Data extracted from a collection

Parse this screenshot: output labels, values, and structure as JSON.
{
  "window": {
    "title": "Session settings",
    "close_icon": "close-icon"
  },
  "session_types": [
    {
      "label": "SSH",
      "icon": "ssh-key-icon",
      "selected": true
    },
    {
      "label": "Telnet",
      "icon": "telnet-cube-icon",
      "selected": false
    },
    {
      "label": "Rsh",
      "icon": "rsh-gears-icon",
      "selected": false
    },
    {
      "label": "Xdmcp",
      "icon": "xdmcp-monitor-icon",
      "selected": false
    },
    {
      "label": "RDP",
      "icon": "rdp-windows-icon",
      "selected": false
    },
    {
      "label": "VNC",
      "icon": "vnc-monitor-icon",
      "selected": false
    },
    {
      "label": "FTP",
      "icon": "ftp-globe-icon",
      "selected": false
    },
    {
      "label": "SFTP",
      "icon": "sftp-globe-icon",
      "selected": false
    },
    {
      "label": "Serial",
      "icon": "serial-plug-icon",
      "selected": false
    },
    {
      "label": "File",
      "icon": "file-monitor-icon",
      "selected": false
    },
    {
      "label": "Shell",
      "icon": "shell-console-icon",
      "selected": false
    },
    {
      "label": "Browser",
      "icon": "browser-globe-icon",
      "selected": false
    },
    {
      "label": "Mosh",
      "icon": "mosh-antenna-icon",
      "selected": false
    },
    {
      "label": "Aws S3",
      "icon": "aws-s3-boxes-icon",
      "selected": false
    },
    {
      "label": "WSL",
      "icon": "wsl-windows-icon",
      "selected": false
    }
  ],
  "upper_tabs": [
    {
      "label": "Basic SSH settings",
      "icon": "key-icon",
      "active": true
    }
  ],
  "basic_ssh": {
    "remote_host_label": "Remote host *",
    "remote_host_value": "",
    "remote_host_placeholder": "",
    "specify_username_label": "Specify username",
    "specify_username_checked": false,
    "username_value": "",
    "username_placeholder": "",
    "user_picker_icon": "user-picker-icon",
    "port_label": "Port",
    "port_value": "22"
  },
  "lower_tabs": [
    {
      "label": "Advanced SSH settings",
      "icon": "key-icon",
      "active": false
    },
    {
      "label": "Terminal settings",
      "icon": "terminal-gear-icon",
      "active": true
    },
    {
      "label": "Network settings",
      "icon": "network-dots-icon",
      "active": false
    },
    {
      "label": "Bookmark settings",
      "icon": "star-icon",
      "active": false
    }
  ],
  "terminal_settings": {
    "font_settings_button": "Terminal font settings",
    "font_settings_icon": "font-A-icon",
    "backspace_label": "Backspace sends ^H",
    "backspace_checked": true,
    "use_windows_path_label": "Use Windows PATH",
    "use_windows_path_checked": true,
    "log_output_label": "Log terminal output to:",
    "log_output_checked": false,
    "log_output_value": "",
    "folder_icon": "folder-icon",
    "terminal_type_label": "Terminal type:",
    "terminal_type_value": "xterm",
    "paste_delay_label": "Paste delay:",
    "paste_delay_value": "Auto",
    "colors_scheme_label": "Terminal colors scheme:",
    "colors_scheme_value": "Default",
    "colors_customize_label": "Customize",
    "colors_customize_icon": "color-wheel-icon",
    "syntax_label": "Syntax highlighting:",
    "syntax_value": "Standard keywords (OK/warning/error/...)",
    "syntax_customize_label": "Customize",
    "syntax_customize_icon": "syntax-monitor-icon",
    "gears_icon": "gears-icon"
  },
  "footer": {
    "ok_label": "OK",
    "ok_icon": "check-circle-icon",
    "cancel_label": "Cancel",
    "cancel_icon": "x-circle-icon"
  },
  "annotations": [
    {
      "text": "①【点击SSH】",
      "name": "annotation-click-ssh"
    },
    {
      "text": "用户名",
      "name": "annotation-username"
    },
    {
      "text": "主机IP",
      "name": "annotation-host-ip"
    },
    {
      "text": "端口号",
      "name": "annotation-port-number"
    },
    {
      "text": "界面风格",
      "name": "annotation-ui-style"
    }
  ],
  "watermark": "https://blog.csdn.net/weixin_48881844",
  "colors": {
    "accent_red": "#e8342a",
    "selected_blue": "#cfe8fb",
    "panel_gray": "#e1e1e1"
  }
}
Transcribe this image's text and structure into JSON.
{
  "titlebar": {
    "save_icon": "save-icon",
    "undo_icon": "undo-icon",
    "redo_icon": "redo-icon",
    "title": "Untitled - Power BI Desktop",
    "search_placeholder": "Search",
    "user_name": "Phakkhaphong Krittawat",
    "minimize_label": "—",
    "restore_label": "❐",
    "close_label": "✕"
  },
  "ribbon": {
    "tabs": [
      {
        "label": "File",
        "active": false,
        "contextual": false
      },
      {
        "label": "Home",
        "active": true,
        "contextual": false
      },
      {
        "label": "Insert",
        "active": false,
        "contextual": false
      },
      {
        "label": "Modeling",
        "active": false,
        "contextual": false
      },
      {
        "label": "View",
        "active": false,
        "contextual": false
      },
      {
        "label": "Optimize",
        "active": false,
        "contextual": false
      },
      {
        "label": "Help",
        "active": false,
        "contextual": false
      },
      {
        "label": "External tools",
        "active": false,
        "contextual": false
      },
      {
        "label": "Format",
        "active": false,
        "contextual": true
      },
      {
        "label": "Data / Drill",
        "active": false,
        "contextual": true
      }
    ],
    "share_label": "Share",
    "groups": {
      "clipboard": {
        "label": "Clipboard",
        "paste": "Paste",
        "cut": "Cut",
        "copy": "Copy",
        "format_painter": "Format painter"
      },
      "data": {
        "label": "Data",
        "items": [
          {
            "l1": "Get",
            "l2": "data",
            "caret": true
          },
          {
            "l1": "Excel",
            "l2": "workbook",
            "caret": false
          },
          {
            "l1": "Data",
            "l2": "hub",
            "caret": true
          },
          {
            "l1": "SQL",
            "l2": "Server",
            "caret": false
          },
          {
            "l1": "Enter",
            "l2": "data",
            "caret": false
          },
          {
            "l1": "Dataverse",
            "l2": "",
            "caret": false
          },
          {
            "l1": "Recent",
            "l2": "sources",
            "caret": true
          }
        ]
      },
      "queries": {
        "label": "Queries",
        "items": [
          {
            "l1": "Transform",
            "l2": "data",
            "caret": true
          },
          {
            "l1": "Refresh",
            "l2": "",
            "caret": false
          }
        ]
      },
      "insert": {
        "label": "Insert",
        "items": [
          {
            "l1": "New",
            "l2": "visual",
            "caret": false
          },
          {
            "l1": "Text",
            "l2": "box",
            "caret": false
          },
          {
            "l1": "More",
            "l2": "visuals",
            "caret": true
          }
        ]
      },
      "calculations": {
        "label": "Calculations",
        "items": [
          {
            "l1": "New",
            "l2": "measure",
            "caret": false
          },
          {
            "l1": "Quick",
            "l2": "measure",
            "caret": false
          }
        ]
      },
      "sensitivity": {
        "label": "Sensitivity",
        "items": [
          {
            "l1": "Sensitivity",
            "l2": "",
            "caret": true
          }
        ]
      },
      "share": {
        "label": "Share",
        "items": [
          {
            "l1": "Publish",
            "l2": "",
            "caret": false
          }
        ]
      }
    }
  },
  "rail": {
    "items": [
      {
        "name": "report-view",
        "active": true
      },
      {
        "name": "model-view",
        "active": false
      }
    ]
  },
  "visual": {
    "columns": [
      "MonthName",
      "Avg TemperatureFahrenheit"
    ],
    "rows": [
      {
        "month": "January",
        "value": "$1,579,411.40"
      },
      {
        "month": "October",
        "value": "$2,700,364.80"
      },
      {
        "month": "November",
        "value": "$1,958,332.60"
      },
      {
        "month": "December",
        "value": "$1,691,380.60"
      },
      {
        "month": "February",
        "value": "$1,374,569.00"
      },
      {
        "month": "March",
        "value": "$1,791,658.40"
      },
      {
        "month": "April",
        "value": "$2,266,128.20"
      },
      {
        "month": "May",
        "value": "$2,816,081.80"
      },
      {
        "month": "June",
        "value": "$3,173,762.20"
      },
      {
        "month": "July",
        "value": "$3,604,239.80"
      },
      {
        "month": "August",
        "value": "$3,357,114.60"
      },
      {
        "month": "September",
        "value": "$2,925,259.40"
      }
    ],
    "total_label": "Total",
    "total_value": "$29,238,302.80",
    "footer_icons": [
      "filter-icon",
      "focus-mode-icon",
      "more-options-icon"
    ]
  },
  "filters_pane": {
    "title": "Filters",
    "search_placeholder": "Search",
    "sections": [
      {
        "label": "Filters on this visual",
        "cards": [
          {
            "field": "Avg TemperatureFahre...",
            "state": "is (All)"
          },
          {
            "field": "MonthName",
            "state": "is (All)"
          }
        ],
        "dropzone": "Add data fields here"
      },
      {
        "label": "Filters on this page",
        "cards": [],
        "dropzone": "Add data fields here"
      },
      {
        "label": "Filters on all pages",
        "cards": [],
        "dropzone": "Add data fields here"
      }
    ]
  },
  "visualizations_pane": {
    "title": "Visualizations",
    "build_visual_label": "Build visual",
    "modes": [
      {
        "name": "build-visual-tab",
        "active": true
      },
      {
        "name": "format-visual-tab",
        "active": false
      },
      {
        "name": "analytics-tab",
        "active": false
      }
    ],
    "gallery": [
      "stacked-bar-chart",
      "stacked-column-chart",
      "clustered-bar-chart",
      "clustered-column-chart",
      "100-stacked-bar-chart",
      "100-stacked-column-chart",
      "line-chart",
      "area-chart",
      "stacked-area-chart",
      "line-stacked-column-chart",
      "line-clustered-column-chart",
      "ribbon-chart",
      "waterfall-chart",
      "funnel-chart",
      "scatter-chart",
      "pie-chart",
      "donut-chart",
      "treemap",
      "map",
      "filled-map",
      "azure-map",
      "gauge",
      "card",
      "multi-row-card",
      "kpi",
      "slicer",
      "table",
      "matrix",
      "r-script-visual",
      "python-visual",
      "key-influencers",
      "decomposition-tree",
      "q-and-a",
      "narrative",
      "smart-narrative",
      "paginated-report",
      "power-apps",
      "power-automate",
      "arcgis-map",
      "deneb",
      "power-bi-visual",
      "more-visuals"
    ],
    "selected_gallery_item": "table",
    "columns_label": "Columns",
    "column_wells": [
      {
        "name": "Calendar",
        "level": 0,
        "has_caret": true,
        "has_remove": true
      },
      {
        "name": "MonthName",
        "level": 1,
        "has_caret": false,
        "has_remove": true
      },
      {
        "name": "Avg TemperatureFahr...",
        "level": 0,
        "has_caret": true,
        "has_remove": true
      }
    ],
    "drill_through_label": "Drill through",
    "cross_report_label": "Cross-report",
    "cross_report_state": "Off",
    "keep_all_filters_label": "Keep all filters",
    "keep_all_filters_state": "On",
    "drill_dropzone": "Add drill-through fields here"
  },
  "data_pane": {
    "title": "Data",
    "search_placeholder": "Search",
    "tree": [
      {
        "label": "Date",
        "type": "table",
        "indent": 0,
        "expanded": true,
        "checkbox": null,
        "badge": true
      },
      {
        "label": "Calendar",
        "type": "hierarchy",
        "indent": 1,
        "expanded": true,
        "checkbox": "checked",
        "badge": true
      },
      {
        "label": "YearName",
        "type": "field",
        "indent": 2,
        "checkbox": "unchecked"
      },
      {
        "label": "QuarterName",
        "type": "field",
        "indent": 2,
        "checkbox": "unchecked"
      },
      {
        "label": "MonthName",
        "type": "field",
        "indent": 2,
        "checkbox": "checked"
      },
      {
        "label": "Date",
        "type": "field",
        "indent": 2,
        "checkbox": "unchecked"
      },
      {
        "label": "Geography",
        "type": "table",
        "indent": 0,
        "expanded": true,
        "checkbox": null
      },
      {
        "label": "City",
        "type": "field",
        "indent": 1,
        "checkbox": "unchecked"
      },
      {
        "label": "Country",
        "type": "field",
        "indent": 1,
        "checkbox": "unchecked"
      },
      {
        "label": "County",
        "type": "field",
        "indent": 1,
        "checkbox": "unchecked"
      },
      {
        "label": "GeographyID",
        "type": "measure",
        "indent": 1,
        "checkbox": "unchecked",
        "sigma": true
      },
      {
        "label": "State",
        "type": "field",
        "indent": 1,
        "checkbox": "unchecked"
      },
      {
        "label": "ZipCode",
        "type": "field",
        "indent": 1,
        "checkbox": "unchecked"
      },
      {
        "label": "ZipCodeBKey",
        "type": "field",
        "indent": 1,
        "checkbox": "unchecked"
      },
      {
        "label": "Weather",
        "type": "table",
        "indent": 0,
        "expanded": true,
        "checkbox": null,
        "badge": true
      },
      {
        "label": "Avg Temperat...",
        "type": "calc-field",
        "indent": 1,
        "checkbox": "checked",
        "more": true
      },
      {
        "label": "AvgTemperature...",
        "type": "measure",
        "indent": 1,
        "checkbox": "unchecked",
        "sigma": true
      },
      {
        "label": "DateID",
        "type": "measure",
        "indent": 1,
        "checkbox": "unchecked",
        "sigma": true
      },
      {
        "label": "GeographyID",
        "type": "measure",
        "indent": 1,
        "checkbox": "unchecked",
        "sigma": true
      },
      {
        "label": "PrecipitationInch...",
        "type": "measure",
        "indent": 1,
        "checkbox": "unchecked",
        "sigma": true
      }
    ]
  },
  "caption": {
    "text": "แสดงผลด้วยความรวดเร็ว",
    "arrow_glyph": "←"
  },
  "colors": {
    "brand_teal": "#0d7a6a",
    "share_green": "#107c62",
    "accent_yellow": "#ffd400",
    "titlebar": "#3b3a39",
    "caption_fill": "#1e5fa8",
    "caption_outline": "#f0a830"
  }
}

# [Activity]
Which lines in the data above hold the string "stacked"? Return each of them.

# [Exercise answer]
      "stacked-bar-chart",
      "stacked-column-chart",
      "100-stacked-bar-chart",
      "100-stacked-column-chart",
      "stacked-area-chart",
      "line-stacked-column-chart",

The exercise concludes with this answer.